Russia faces "considerable" risks of spillover from global economic difficulties even as reduced vulnerabilities will help it avert a downturn similar to 2009, according to the International Monetary Fund.
There's "much less room for fiscal response to adverse developments than there was in 2008," with the country's budget still "heavily dependent" on oil revenue, Odd Per Brekk, the Washington-based lender's senior representative in Moscow, told reporters last week.
The main channel of contagion would be via oil prices, while strains in the euro area may spur more capital flight and squeeze financing for Russian companies, he said. The country's economy, forecast by the IMF to grow 4 percent in 2012 and 2013, contracted 7.8 percent in 2009 after the credit squeeze and global slowdown that followed the collapse of Lehman Brothers Holdings. The downturn crimped demand for commodities, sending the Urals oil blend to as low as $32.34 a barrel on Dec. 24, 2008. The decline was a 77 percent drop from a high of $142.50 in July that year.
In a worst-case scenario following Greece's exit from the euro area, Russia's economy would contract 2.1 percent with the potential for $95 billion in capital leaving the country in a year, Sberbank, the country's biggest lender, said in May.
"Russia is less vulnerable on balance than it was in 2008 to 2009," Brekk said. "We would not expect from — a similar shock — a contraction like we had previously."
Even so, in the case of a sharp decline in oil prices the government would have to seek borrowing in an "uncertain international environment," because it has "much less cash in reserve" than four years ago, he said.
The country deployed the largest stimulus package among Group of 20 nations, totaling 9.8 percent of its gross domestic product in 2009 and 2010, Goldman Sachs Group estimates.

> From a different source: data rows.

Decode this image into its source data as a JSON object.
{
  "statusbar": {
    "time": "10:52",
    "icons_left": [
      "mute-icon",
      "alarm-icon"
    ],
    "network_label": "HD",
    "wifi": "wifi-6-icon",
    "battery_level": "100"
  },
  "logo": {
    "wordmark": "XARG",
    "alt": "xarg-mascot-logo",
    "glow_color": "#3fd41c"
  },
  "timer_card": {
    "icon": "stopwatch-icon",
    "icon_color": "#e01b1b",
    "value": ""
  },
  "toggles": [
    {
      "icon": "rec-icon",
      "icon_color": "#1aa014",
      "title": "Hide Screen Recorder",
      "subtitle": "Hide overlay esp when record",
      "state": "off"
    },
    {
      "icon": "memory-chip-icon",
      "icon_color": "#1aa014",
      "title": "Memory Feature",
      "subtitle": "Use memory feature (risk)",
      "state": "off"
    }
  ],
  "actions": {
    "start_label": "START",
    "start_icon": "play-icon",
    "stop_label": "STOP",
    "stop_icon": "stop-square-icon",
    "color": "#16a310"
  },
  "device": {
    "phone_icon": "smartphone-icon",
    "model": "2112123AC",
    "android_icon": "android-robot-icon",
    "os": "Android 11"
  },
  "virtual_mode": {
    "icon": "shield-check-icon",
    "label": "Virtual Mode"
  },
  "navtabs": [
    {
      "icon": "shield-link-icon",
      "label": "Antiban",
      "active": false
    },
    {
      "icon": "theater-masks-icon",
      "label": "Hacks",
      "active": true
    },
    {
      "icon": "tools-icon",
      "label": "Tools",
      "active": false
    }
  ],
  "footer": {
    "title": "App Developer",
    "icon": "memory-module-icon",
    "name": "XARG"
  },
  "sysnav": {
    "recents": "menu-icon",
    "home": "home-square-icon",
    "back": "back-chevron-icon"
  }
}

The Central Bank's international currency and gold reserves shrank for a fourth time in five weeks in the seven days ending July 27 to $505.5 billion, bringing the stockpile more than $92 billion below its peak in August 2008. Assets in the Reserve Fund amount to about 3 percent of GDP, almost two-thirds less as a percentage of economic output than the rainy-day fund held in 2008.
The non-oil deficit, which excludes revenue and expenses related to the oil and gas industry, is at 10 percent of GDP and without any prospect for improvement under current plans, according to the IMF.
Brekk said that the government should cut the non-oil deficit by 1.5 percentage points to about 9 percent this year, and to 5 percent by 2015.
He also said the government should increase the retirement age for men and women to 63 by 2030 and 65 by 2050 to maintain spending on pensions at the current level of 8 percent of economic output. Without an overhaul, pension payments will probably double to 16 percent of gross domestic product by 2050, he said.